For lunch, we had a mixed salad with some typical stuff (lettuce, carrot, tomato, onion), white asparagus, hard boiled egg, Spanish olives, and tuna (which was probably locally caught and canned right at the restaurant – it was way better than what I’m used to). Next was a delicious dish, sort of like pate but the texture of mousse, made with fish (of course). It’s my new favorite. It’s served chilled with mayonnaise and a spiced up version of mayo (I tried both, but I liked it best alone). You eat it on the toasted bites of bread in the picture or on regular bread. As with every single restaurant we’ve been to, this one had their own homemade, wonderful bread.
Next came onions stuffed with tuna and cooked in a tomato-y sauce with potatoes and garnished with a type of red pepper. This was also very good, although I couldn’t really tear myself away from the first dish.
Last came a dish of navajas (which are long, skinny clams), which were delicious; they have a very strong flavor… clam-like, but far more intense. My aunt describes them as “taking a bite out of the ocean.”

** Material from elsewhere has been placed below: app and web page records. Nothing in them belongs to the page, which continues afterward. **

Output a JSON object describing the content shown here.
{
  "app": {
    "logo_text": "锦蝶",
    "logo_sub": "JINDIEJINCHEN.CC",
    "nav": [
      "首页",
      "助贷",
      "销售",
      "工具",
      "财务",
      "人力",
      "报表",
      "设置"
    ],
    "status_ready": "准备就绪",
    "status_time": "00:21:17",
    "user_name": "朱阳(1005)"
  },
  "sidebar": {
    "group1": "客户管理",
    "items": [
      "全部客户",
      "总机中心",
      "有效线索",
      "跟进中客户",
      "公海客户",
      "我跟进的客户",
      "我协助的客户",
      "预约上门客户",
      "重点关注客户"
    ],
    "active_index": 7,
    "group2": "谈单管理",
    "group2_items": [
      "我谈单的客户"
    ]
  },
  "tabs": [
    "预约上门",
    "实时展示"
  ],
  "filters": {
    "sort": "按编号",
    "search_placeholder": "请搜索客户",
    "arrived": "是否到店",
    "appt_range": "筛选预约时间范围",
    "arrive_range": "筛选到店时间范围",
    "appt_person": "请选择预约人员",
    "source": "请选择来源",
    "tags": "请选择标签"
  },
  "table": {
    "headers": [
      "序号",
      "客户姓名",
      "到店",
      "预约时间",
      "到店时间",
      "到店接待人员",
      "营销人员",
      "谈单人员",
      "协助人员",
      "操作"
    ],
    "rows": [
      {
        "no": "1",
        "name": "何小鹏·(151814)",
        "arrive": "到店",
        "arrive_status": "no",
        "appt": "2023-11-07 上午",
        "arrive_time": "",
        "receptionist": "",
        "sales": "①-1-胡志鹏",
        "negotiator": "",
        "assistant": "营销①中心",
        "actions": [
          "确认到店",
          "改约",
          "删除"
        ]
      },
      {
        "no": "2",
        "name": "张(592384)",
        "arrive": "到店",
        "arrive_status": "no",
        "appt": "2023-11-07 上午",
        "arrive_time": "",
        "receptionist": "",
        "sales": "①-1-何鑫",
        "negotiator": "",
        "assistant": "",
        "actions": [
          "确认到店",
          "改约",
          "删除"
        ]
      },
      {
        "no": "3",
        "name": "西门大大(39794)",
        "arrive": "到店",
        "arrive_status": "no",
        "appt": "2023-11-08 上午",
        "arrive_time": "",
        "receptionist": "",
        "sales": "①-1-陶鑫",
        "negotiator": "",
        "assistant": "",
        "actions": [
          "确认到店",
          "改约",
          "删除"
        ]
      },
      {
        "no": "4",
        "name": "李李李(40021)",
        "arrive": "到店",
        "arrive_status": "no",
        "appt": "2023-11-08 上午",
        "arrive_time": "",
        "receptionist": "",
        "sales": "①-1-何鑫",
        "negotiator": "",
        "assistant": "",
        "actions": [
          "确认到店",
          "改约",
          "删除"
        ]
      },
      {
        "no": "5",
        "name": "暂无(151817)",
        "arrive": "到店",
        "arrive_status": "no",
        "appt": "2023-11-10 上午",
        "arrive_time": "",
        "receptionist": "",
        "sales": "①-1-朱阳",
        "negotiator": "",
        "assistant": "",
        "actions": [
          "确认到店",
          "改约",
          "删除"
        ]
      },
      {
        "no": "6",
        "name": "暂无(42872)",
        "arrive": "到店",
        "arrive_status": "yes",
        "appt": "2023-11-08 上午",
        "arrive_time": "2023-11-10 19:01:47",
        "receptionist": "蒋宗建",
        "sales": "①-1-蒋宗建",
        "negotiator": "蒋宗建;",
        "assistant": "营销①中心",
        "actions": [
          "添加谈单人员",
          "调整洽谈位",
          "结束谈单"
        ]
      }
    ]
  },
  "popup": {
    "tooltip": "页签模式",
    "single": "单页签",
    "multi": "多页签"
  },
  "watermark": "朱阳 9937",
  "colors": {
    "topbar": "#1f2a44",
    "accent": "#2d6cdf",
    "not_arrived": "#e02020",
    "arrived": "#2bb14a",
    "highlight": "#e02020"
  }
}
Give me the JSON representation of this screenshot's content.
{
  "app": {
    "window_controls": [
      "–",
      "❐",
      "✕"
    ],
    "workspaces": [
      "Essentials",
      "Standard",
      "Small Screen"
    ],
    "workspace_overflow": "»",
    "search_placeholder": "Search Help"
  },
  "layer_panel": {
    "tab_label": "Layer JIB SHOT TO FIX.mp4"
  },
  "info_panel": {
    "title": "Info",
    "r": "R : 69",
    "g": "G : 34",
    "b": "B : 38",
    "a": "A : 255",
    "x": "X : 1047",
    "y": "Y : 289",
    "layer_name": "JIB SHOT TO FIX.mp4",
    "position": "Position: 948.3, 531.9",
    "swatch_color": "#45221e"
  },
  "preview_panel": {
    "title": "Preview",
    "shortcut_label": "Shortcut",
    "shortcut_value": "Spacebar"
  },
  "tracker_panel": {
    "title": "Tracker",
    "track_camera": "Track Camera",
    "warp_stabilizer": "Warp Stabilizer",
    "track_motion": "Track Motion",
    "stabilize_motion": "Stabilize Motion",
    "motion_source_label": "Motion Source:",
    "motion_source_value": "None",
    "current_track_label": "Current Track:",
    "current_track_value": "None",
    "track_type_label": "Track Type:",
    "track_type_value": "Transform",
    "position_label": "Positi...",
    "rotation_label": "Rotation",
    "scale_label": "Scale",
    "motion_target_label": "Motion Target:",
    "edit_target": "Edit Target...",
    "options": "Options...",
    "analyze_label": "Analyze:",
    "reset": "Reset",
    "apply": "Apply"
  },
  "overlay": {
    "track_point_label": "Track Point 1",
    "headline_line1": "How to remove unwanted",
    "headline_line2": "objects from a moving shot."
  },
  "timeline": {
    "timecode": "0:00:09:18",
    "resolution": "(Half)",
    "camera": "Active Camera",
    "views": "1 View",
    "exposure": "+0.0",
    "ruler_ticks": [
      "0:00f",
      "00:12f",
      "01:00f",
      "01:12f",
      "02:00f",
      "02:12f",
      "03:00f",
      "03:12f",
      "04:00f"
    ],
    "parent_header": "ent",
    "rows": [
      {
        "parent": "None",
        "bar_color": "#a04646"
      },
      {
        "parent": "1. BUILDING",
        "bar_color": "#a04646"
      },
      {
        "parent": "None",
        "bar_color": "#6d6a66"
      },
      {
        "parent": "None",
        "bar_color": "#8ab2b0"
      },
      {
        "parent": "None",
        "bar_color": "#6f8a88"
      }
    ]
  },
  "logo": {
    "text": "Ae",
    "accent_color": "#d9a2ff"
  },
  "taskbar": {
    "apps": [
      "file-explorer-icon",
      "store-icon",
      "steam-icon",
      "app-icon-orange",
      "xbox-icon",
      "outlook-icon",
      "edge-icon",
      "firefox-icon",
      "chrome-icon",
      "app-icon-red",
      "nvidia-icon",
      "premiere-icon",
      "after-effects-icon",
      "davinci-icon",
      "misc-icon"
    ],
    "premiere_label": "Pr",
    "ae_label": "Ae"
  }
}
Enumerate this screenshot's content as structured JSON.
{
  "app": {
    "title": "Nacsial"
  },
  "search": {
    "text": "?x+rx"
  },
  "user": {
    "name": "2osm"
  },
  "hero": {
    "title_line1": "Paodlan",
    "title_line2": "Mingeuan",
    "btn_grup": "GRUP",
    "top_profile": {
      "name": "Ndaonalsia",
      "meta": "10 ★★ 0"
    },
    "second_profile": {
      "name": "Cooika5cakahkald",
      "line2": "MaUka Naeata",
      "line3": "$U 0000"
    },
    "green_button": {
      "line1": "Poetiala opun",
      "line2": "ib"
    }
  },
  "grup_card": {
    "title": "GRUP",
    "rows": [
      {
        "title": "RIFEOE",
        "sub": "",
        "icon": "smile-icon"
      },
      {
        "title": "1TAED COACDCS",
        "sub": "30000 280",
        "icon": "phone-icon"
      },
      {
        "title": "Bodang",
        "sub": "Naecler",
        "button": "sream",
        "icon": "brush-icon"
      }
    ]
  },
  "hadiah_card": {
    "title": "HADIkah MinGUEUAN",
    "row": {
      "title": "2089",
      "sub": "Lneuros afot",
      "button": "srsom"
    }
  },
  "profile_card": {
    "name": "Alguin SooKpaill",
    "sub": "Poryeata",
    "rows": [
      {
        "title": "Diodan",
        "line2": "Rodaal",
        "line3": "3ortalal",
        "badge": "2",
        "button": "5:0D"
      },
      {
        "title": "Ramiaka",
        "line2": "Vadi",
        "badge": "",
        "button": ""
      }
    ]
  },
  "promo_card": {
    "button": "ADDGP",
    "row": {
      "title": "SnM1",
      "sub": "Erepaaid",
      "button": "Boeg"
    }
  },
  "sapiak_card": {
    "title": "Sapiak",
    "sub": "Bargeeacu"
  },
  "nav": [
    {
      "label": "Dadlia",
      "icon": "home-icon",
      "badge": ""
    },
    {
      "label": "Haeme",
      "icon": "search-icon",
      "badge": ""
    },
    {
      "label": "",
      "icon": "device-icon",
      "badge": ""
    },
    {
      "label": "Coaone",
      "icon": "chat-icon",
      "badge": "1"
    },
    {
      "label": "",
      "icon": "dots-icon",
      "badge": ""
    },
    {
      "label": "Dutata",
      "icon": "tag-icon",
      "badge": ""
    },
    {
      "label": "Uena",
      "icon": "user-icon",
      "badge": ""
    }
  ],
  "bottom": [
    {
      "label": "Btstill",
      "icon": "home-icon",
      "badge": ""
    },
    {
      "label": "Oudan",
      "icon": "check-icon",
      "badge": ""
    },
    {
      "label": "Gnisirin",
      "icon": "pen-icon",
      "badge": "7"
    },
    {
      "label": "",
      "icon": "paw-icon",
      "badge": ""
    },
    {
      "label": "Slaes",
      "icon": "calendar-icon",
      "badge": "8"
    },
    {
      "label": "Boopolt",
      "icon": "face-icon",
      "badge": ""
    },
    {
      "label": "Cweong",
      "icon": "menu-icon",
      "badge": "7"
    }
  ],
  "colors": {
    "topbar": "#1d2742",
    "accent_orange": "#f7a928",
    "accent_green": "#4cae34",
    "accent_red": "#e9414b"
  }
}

After our delicious lunch in one of the most beautiful locations in the world, my aunt and I continued on our journey to our second museum, the Museo del Jurásico de Asturias. I’m not positive if it is located in Lastres or in the neighboring town of Colunga. The museum itself is shaped like a giant dinosaur footprint, so when seen from the air it looks like a dinosaur just stomped on the hill. The museum is geared toward people who are roughly one quarter to one third my age, but I’m shameless. Outside, there were a few large sculptures of dinosaurs. Like the obnoxious tourist that I freely admit I am, I insisted on taking pictures of myself with the dinos (one where I am running away in terror from a mean looking dino and one where I am happily linking arms with a much friendlier dino). These pictures, I promise, are for the benefit of my young nephew. The museum displays were all in Spanish, so again I had to rely on my trusty translator. She did a great job of getting the point across on the bits that I was curious about, although we did a pretty cursory overview of the museum.
Asturias is of significance when it comes to dinosaurs. Apparently, it’s an area that is pretty rich in fossils, dino footprints, and so on. I know next to nothing about dinosaurs, but apparently those in the know think Asturias es muy importante.